Students and Smart Phones Go Together Like Reading and Writing. Let’s Put Them to Use in the Service of Learning! In the U.S., and increasingly abroad, students of high school and college age require a smart phone as a standard part of their lifestyles. In fact, the pervasiveness of these devices can be a real distraction for teachers, who often have to ban the use of them in classrooms. Of course, it is also possible to embrace these ubiquitous gadgets, and put students to work on them! There are many types of assignments and tools that can be used to engage students using their beloved devices. Research – Access to the Internet means that countless research opportunities are at your student’s fingertips. Another great way to put those phones to use is to use Remind to make sure they know about upcoming quizzes, tests, or assignment due dates. So let’s go put those smart phones to use in the service of teaching, learning, and student engagement! About Kelly Walsh Print This Post.

8 Things to Look For in Today’s Classroom. As I think that leaders should be able to describe what they are looking for in schools I have thought of eight things that I really want to see in today’s classroom. I really believe that classrooms need to be learner focused. This is not simply that students are creating but that they are also having opportunities to follow their interests and explore passions.1 The teacher should embody learning as well.

Will Richardson recently wrote this in a comment on one of my recent posts on what teachers need to be like in our current day and the focus that needs to be on learning: …we need teachers who are masters at developing kids as learners who are adept at sense making around their own goals. Teachers who are focused on helping students develop the dispositions and literacies required to succeed regardless of subject or content or curriculumThis moment is all about learners having an amazing new freedom to learn, not teachers having an amazing new freedom to teach. 1.

What I have missed? An Acronym Leading to Empowerment in Schools (CEE) There are so many acronyms in education, that it could become a little overwhelming. Not only because they are so many that educators could remember, but because they are often targeted to a specific area, not education as a whole. Although acronyms are meant to be simple to remember, they can often lead us to focusing on something other than deep learning.

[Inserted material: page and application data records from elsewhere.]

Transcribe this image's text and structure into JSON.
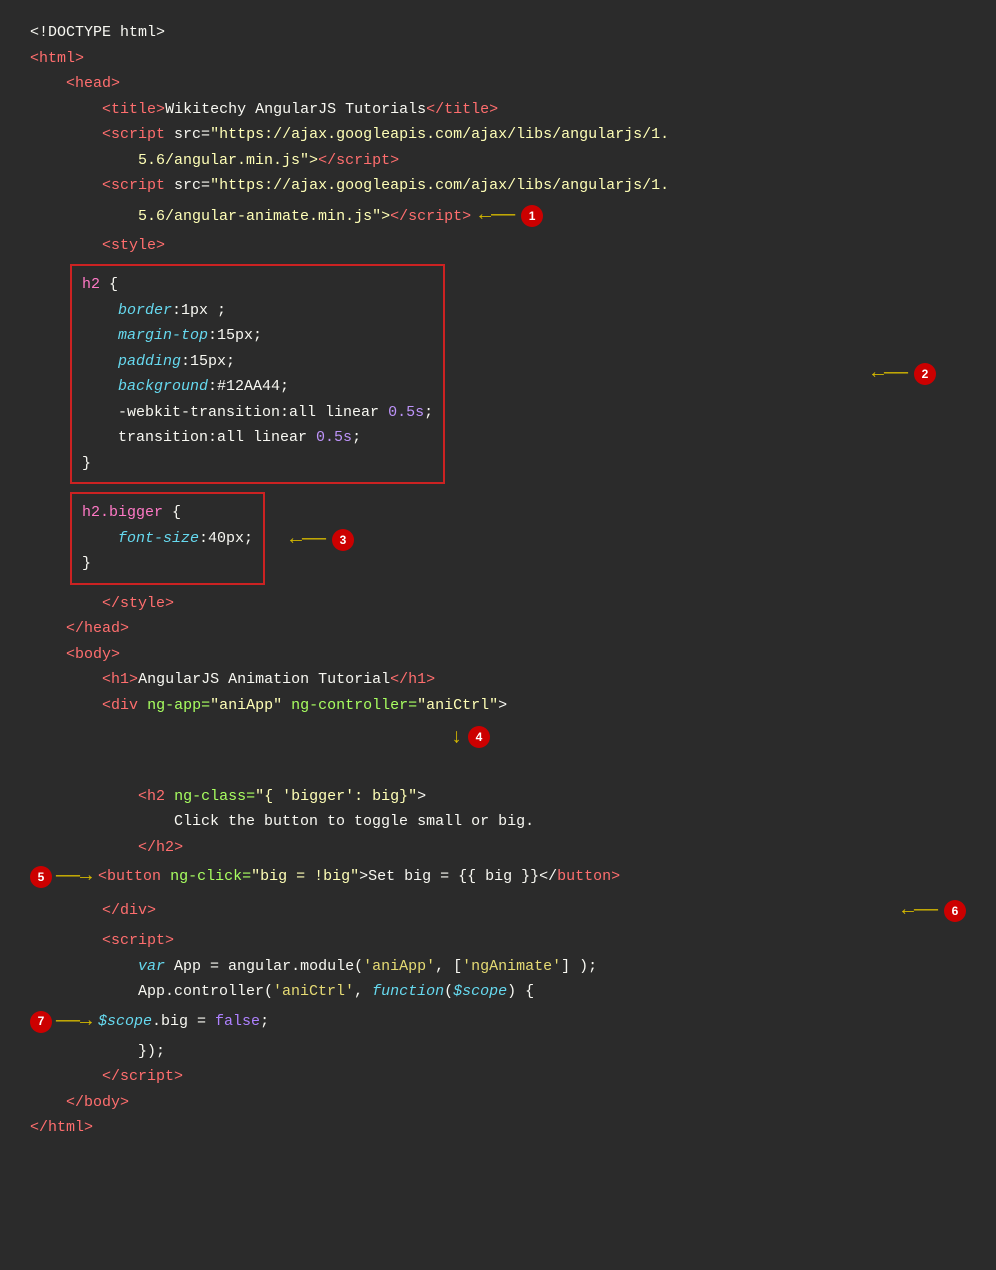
{
  "code": {
    "lines": [
      {
        "id": "l1",
        "tokens": [
          {
            "text": "<!DOCTYPE html>",
            "class": "c-white"
          }
        ]
      },
      {
        "id": "l2",
        "tokens": [
          {
            "text": "<",
            "class": "c-tag"
          },
          {
            "text": "html",
            "class": "c-tag"
          },
          {
            "text": ">",
            "class": "c-tag"
          }
        ]
      },
      {
        "id": "l3",
        "tokens": [
          {
            "text": "    <",
            "class": "c-tag"
          },
          {
            "text": "head",
            "class": "c-tag"
          },
          {
            "text": ">",
            "class": "c-tag"
          }
        ]
      },
      {
        "id": "l4",
        "tokens": [
          {
            "text": "        <",
            "class": "c-tag"
          },
          {
            "text": "title",
            "class": "c-tag"
          },
          {
            "text": ">",
            "class": "c-tag"
          },
          {
            "text": "Wikitechy AngularJS Tutorials",
            "class": "c-white"
          },
          {
            "text": "</",
            "class": "c-tag"
          },
          {
            "text": "title",
            "class": "c-tag"
          },
          {
            "text": ">",
            "class": "c-tag"
          }
        ]
      },
      {
        "id": "l5",
        "tokens": [
          {
            "text": "        <",
            "class": "c-tag"
          },
          {
            "text": "script",
            "class": "c-tag"
          },
          {
            "text": " src=",
            "class": "c-white"
          },
          {
            "text": "\"https://ajax.googleapis.com/ajax/libs/angularjs/1.",
            "class": "c-val"
          }
        ]
      },
      {
        "id": "l6",
        "tokens": [
          {
            "text": "            5.6/angular.min.js\">",
            "class": "c-val"
          },
          {
            "text": "</",
            "class": "c-tag"
          },
          {
            "text": "script",
            "class": "c-tag"
          },
          {
            "text": ">",
            "class": "c-tag"
          }
        ]
      },
      {
        "id": "l7",
        "tokens": [
          {
            "text": "        <",
            "class": "c-tag"
          },
          {
            "text": "script",
            "class": "c-tag"
          },
          {
            "text": " src=",
            "class": "c-white"
          },
          {
            "text": "\"https://ajax.googleapis.com/ajax/libs/angularjs/1.",
            "class": "c-val"
          }
        ]
      },
      {
        "id": "l8",
        "tokens": [
          {
            "text": "            5.6/angular-animate.min.js\">",
            "class": "c-val"
          },
          {
            "text": "</",
            "class": "c-tag"
          },
          {
            "text": "script",
            "class": "c-tag"
          },
          {
            "text": ">",
            "class": "c-tag"
          }
        ]
      },
      {
        "id": "l9",
        "tokens": [
          {
            "text": "        <",
            "class": "c-tag"
          },
          {
            "text": "style",
            "class": "c-tag"
          },
          {
            "text": ">",
            "class": "c-tag"
          }
        ]
      },
      {
        "id": "box1_l1",
        "tokens": [
          {
            "text": "",
            "class": "c-white"
          }
        ]
      },
      {
        "id": "box1_l2",
        "tokens": [
          {
            "text": "            ",
            "class": "c-white"
          },
          {
            "text": "h2",
            "class": "c-pink"
          },
          {
            "text": " {",
            "class": "c-white"
          }
        ]
      },
      {
        "id": "box1_l3",
        "tokens": [
          {
            "text": "                ",
            "class": "c-white"
          },
          {
            "text": "border",
            "class": "c-prop"
          },
          {
            "text": ":1px ;",
            "class": "c-white"
          }
        ]
      },
      {
        "id": "box1_l4",
        "tokens": [
          {
            "text": "                ",
            "class": "c-white"
          },
          {
            "text": "margin-top",
            "class": "c-prop"
          },
          {
            "text": ":15px;",
            "class": "c-white"
          }
        ]
      },
      {
        "id": "box1_l5",
        "tokens": [
          {
            "text": "                ",
            "class": "c-white"
          },
          {
            "text": "padding",
            "class": "c-prop"
          },
          {
            "text": ":15px;",
            "class": "c-white"
          }
        ]
      },
      {
        "id": "box1_l6",
        "tokens": [
          {
            "text": "                ",
            "class": "c-white"
          },
          {
            "text": "background",
            "class": "c-prop"
          },
          {
            "text": ":#12AA44;",
            "class": "c-white"
          }
        ]
      },
      {
        "id": "box1_l7",
        "tokens": [
          {
            "text": "                ",
            "class": "c-white"
          },
          {
            "text": "-webkit-transition",
            "class": "c-white"
          },
          {
            "text": ":all linear ",
            "class": "c-white"
          },
          {
            "text": "0.5s",
            "class": "c-purple"
          },
          {
            "text": ";",
            "class": "c-white"
          }
        ]
      },
      {
        "id": "box1_l8",
        "tokens": [
          {
            "text": "                ",
            "class": "c-white"
          },
          {
            "text": "transition",
            "class": "c-white"
          },
          {
            "text": ":all linear ",
            "class": "c-white"
          },
          {
            "text": "0.5s",
            "class": "c-purple"
          },
          {
            "text": ";",
            "class": "c-white"
          }
        ]
      },
      {
        "id": "box1_l9",
        "tokens": [
          {
            "text": "            }",
            "class": "c-white"
          }
        ]
      },
      {
        "id": "box1_l10",
        "tokens": [
          {
            "text": "",
            "class": "c-white"
          }
        ]
      },
      {
        "id": "box2_l1",
        "tokens": [
          {
            "text": "            ",
            "class": "c-white"
          },
          {
            "text": "h2.bigger",
            "class": "c-pink"
          },
          {
            "text": " {",
            "class": "c-white"
          }
        ]
      },
      {
        "id": "box2_l2",
        "tokens": [
          {
            "text": "                ",
            "class": "c-white"
          },
          {
            "text": "font-size",
            "class": "c-prop"
          },
          {
            "text": ":40px;",
            "class": "c-white"
          }
        ]
      },
      {
        "id": "box2_l3",
        "tokens": [
          {
            "text": "            }",
            "class": "c-white"
          }
        ]
      },
      {
        "id": "l_style_end",
        "tokens": [
          {
            "text": "        </",
            "class": "c-tag"
          },
          {
            "text": "style",
            "class": "c-tag"
          },
          {
            "text": ">",
            "class": "c-tag"
          }
        ]
      },
      {
        "id": "l_head_end",
        "tokens": [
          {
            "text": "    </",
            "class": "c-tag"
          },
          {
            "text": "head",
            "class": "c-tag"
          },
          {
            "text": ">",
            "class": "c-tag"
          }
        ]
      },
      {
        "id": "l_body",
        "tokens": [
          {
            "text": "    <",
            "class": "c-tag"
          },
          {
            "text": "body",
            "class": "c-tag"
          },
          {
            "text": ">",
            "class": "c-tag"
          }
        ]
      },
      {
        "id": "l_h1",
        "tokens": [
          {
            "text": "        <",
            "class": "c-tag"
          },
          {
            "text": "h1",
            "class": "c-tag"
          },
          {
            "text": ">AngularJS Animation Tutorial</",
            "class": "c-white"
          },
          {
            "text": "h1",
            "class": "c-tag"
          },
          {
            "text": ">",
            "class": "c-tag"
          }
        ]
      },
      {
        "id": "l_div",
        "tokens": [
          {
            "text": "        <",
            "class": "c-tag"
          },
          {
            "text": "div",
            "class": "c-tag"
          },
          {
            "text": " ng-app=",
            "class": "c-attr"
          },
          {
            "text": "\"aniApp\"",
            "class": "c-val"
          },
          {
            "text": " ng-controller=",
            "class": "c-attr"
          },
          {
            "text": "\"aniCtrl\"",
            "class": "c-val"
          },
          {
            "text": ">",
            "class": "c-white"
          }
        ]
      },
      {
        "id": "l_empty1",
        "tokens": [
          {
            "text": "",
            "class": "c-white"
          }
        ]
      },
      {
        "id": "l_empty2",
        "tokens": [
          {
            "text": "",
            "class": "c-white"
          }
        ]
      },
      {
        "id": "l_h2ng",
        "tokens": [
          {
            "text": "            <",
            "class": "c-tag"
          },
          {
            "text": "h2",
            "class": "c-tag"
          },
          {
            "text": " ng-class=",
            "class": "c-attr"
          },
          {
            "text": "\"{",
            "class": "c-val"
          },
          {
            "text": " 'bigger': big",
            "class": "c-val"
          },
          {
            "text": "}\"",
            "class": "c-val"
          },
          {
            "text": ">",
            "class": "c-white"
          }
        ]
      },
      {
        "id": "l_click",
        "tokens": [
          {
            "text": "                Click the button to toggle small or big.",
            "class": "c-white"
          }
        ]
      },
      {
        "id": "l_h2end",
        "tokens": [
          {
            "text": "            </",
            "class": "c-tag"
          },
          {
            "text": "h2",
            "class": "c-tag"
          },
          {
            "text": ">",
            "class": "c-tag"
          }
        ]
      },
      {
        "id": "l_button",
        "tokens": [
          {
            "text": "        <",
            "class": "c-tag"
          },
          {
            "text": "button",
            "class": "c-tag"
          },
          {
            "text": " ng-click=",
            "class": "c-attr"
          },
          {
            "text": "\"big = !big\"",
            "class": "c-val"
          },
          {
            "text": ">Set big = {{ big }}</",
            "class": "c-white"
          },
          {
            "text": "button",
            "class": "c-tag"
          },
          {
            "text": ">",
            "class": "c-tag"
          }
        ]
      },
      {
        "id": "l_divend",
        "tokens": [
          {
            "text": "        </",
            "class": "c-tag"
          },
          {
            "text": "div",
            "class": "c-tag"
          },
          {
            "text": ">",
            "class": "c-tag"
          }
        ]
      },
      {
        "id": "l_script2",
        "tokens": [
          {
            "text": "        <",
            "class": "c-tag"
          },
          {
            "text": "script",
            "class": "c-tag"
          },
          {
            "text": ">",
            "class": "c-tag"
          }
        ]
      },
      {
        "id": "l_var",
        "tokens": [
          {
            "text": "            ",
            "class": "c-white"
          },
          {
            "text": "var",
            "class": "c-jsvar"
          },
          {
            "text": " App = angular.module(",
            "class": "c-white"
          },
          {
            "text": "'aniApp'",
            "class": "c-string"
          },
          {
            "text": ", [",
            "class": "c-white"
          },
          {
            "text": "'ngAnimate'",
            "class": "c-string"
          },
          {
            "text": "] );",
            "class": "c-white"
          }
        ]
      },
      {
        "id": "l_ctrl",
        "tokens": [
          {
            "text": "            App.controller(",
            "class": "c-white"
          },
          {
            "text": "'aniCtrl'",
            "class": "c-string"
          },
          {
            "text": ", ",
            "class": "c-white"
          },
          {
            "text": "function",
            "class": "c-func"
          },
          {
            "text": "(",
            "class": "c-white"
          },
          {
            "text": "$scope",
            "class": "c-jsvar"
          },
          {
            "text": ") {",
            "class": "c-white"
          }
        ]
      },
      {
        "id": "l_scope",
        "tokens": [
          {
            "text": "                ",
            "class": "c-white"
          },
          {
            "text": "$scope",
            "class": "c-jsvar"
          },
          {
            "text": ".big = ",
            "class": "c-white"
          },
          {
            "text": "false",
            "class": "c-jsval"
          },
          {
            "text": ";",
            "class": "c-white"
          }
        ]
      },
      {
        "id": "l_close1",
        "tokens": [
          {
            "text": "            });",
            "class": "c-white"
          }
        ]
      },
      {
        "id": "l_scriptend",
        "tokens": [
          {
            "text": "        </",
            "class": "c-tag"
          },
          {
            "text": "script",
            "class": "c-tag"
          },
          {
            "text": ">",
            "class": "c-tag"
          }
        ]
      },
      {
        "id": "l_bodyend",
        "tokens": [
          {
            "text": "    </",
            "class": "c-tag"
          },
          {
            "text": "body",
            "class": "c-tag"
          },
          {
            "text": ">",
            "class": "c-tag"
          }
        ]
      },
      {
        "id": "l_htmlend",
        "tokens": [
          {
            "text": "</",
            "class": "c-tag"
          },
          {
            "text": "html",
            "class": "c-tag"
          },
          {
            "text": ">",
            "class": "c-tag"
          }
        ]
      }
    ],
    "annotations": {
      "badge1": "1",
      "badge2": "2",
      "badge3": "3",
      "badge4": "4",
      "badge5": "5",
      "badge6": "6",
      "badge7": "7"
    }
  }
}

For example, many educators love promoting the use of the SAMR Model (Substitution Augmentation Modification Redefinition) for technology use in the classroom. The idea behind it is solid; what are you doing with the technology that you couldn’t do before? But the idea that a teacher that struggles with technology is going to start talking about “redefinition” in their use of technology is unlikely, and might even scare them away. I also think that it can also push educators to lose focus on students as individuals, as learning is something that is very personal. “What we model is what we get.”

Should We Be Engaging OR Empowering Learners? One of the themes that I’ve spent the past few days wrestling with is the difference between engaging and empowering our students. It’s a theme that Scott Glass and David Jakes touched on early in their Saturday Morning #educon session and it’s caught legs in Twitter — starting more conversations than pretty much every strand dropped in the stream over the weekend. Here’s my initial thinking, expressed in note form: (click to view/download #agencymatters on Flickr here) (click to view/download Engaging or Empowering on Flickr here) So what do YOU think? Are engaging students and empowering students fundamentally different and yet equally important?

Does one naturally precede the other? Do phrases like ” we need to engage our students” and “the first step towards motivating kids is building buy in” hint at dysfunctional power relationship between students and teachers? #agencymatters #wordsdotoo Related Radical Reads: Turning the Vegetables You Want to Serve into Vegetables Kids Want to Eat. Light Bulbs and Laughter.